Construction on Martinez’s house hasn’t started yet, although foundations have been poured for two of the homes in her group. Meanwhile, she and two of her sons, ages 8 and 20 (her 24-year-old now lives in Utah), continue to share a house with her parents, brother, four nephews and two nieces.
Sheila Martinez with her sons Anthony Martinez and Cody Taylor at the site of their future home in Grand Junction.
Martinez’s older son looks forward to having more privacy; right now, family members must walk through his bedroom to get to the laundry room. Her 8-year-old is excited about getting his own bedroom, as he currently shares one with his mother.
“Can we plant sunflowers at our house?” he asked Martinez one day.
Other paths out of the rental market are scarce.
Home inventory levels in Mesa County are extremely low, according to a 2020 residential real estate report conducted by Bray Real Estate and cited by the housing assessment.
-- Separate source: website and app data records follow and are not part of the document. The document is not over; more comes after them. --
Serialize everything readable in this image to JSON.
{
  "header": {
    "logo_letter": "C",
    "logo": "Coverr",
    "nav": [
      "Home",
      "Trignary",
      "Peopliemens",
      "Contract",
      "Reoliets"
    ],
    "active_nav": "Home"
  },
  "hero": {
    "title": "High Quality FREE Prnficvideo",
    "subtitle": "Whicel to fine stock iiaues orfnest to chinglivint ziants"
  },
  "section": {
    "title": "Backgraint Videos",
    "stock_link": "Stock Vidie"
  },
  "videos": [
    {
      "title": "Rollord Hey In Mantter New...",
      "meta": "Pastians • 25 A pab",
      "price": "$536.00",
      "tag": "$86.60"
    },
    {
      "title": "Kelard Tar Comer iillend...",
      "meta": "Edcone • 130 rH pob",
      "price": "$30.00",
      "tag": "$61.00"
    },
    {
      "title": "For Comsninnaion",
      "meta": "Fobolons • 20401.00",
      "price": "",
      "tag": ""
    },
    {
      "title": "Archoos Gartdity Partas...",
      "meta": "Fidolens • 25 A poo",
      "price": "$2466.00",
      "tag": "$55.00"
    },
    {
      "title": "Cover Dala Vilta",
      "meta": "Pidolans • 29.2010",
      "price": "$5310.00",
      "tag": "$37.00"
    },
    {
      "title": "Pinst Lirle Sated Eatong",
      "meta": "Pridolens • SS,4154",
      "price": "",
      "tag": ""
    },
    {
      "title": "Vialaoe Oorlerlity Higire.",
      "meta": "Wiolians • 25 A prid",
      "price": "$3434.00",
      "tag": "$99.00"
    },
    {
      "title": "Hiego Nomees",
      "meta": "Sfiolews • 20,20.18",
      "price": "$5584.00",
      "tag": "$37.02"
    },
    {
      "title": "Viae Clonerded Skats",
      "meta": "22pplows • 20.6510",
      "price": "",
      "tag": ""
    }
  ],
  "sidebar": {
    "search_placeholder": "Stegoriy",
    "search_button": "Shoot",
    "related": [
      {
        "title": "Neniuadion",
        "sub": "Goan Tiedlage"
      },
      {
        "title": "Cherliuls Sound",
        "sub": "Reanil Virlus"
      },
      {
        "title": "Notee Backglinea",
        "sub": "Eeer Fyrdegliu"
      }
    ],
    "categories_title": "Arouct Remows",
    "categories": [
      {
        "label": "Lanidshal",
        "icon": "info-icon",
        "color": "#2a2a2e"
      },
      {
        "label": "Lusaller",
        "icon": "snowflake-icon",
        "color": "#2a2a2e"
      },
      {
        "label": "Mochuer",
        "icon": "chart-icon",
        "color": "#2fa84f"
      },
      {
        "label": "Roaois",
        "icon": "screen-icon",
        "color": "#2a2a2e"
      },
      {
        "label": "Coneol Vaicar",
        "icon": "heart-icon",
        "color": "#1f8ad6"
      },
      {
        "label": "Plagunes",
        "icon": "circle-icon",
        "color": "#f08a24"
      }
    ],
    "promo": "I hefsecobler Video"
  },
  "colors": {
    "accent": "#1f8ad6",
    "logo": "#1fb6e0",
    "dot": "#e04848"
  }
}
There were only 156 active listings in the entire county in March 2021—a 74% decline compared to March 2020. Approximately six months of inventory is considered a balanced housing market, according to industry standards, whereas Mesa County’s inventory is currently below one month.
Median home prices in Mesa County increased from $256,400 to $309,000 (an increase of 21%) from 2019 to March 2021, Bray Real Estate found.
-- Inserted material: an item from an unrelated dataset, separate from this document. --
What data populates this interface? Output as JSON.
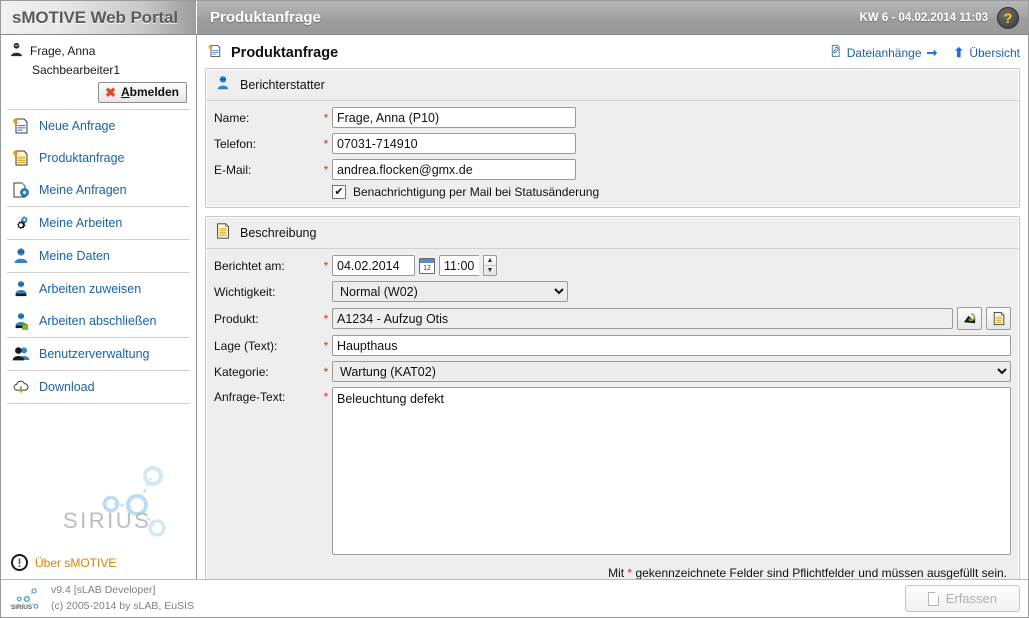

April Kaiser thought she was “on the right track” when she bought a small townhome in Grand Junction after getting married in 2004. In 2016, she and her husband divorced, and Kaiser, who has full custody of their 10-year-old daughter, went to live at Linden Pointe, a multifamily Housing Authority development on Orchard Mesa.
“We took the funds from the sale and paid off debt to make a clean cut” amid the divorce proceedings, said Kaiser, 41.
She wanted to buy another house, but despite working full time and earning above the minimum hourly wage, there was nothing she could afford—“not even close,” she said.
“I’ve been looking, but the market here is insane,” Kaiser said. “I don’t have the time or the means to take on a big fixer-upper project—that’s a lot of what is in my price range.”
Kaiser applied to Habitat for Humanity in June 2020 and was accepted into the homebuyer program in August that same year. From August 2020 through February 2021, she helped frame, paint and install siding on a future neighbor’s home. Habitat partner families work on one another’s houses until their own is completed.
While waiting for supplies to arrive before construction can resume on the next group of houses—including her own and Martinez’s—Kaiser has been completing required hours at the ReStore. She’s also now employed at Habitat for Humanity as an office administrator.
April Kaiser at the Habitat for Humanity ReStore in Grand Junction, where she has been working while her home is constructed.
Kaiser’s daughter is excited about the prospect of moving into a house. At their Linden Pointe housing development, neighbors come and go regularly; her friends are always moving away, Kaiser said. Within their Habitat cohort, there’s another 10-year-old girl, “so they’ll grow up together,” Kaiser said.
Kaiser said she looks forward to the privacy, and also the financial security: mortgages for Habitat homes are based on a formula that is a percentage of the homebuyer’s income, with 0% interest.
“It’s nice to know I can afford it,” she said.
Freelance writer Sharon Sullivan wrote this story for The Colorado Trust, a philanthropic foundation that works on health equity issues statewide and that funds a reporting position at The Colorado Sun. It appeared at coloradotrust.org on Sept. 27, 2021. It can be read in Spanish at coloradotrust.org/es .